lines through L, namely Ix-Gx (x = a,b,c). Each has orthopole on I(D). Call these X2a,b,c.

The centre X(305) is the isotomic conjugate of the isogonal conjugate (Conway's "retro")

of the point D.

**Fact 3**

(1) X2o, X2a, X2b, X2c lie on I(D) and on I(X(305)).

(2) X2o-X2a meets BC at the foot of the A-Cevian of X(304), and similarly for X2b, X2c.

(3) X2x (x=o,a,b,c) come as D-Ceva conjugates from intersections of T(D) with tripolars

of X(304) and its harmonics.

See Theorem 8 and Corollaries for the general version of (2).

Each line through L gives rise to a point of I(D). We should expect related lines to give

points which are somehow related.

**Fact 4**

If M and N are *perpendicular* lines though L, then the orthopoles are antipodes.

In other words, the orthopoles of M and N are collinear with O.

This uses lines through L which are conjugate in the Circumcircle. We might also

think of conjugacy in another conic, for example I(D) itself.

**Fact 5**

If M and N are lines through L conjugate with respect to I(D), then their orthopoles

are collinear with X(1204) (a grotesque point).

**Fact 6**

Let M be a line through L. Let Y be the pole of L with respect to I(D), and N the line Y-L.

Then the orthopoles of M and N are collinear with H.

Now a general result for inconics - see inconics part 1.

**Fact 7**

Let Y be a point on T(D), and M its polar with respect to I(D). Let Z be the meet of

M and T(D). Then the D-Ceva conjugates of Y and Z are collinear with X(69).

Now a result which uses both descriptions together.

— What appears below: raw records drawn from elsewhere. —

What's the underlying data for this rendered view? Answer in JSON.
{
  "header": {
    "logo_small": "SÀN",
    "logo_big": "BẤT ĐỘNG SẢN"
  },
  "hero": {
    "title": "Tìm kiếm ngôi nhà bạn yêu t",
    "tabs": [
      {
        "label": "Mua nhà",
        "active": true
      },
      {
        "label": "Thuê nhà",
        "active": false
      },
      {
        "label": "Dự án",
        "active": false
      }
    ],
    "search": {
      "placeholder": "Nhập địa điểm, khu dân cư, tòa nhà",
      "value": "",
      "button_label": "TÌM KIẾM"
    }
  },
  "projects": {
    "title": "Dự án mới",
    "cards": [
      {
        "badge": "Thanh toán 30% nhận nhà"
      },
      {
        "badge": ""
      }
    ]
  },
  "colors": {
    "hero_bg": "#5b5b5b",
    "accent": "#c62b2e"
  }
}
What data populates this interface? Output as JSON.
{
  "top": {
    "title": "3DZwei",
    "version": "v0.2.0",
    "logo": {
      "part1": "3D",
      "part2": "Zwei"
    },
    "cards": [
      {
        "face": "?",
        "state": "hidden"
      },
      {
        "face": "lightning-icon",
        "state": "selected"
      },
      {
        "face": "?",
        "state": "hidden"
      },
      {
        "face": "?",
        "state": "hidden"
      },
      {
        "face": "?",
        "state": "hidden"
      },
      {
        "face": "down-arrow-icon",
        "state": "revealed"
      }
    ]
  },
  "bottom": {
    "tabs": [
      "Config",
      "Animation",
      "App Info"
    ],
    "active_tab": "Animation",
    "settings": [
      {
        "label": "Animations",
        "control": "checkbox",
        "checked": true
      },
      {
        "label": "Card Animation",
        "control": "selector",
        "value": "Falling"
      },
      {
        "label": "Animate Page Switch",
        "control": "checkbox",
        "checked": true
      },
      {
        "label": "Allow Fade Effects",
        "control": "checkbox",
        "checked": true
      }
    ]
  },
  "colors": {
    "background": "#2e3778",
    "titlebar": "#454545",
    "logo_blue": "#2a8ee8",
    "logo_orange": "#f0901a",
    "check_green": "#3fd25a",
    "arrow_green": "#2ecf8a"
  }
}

Observe that L is not on T(D).

Thus, if Y is a point on T(D), we have a line L-Y. Both Y itself and this line L-Y define

points on I(D).

**Fact 8**

Suppose Y is on T(D). Then

(1) X', the D-Ceva conjugate of Y is on I(D),

(2) X", the orthopole of the line L-Y is on I(D), and

(3) G is on X'-X".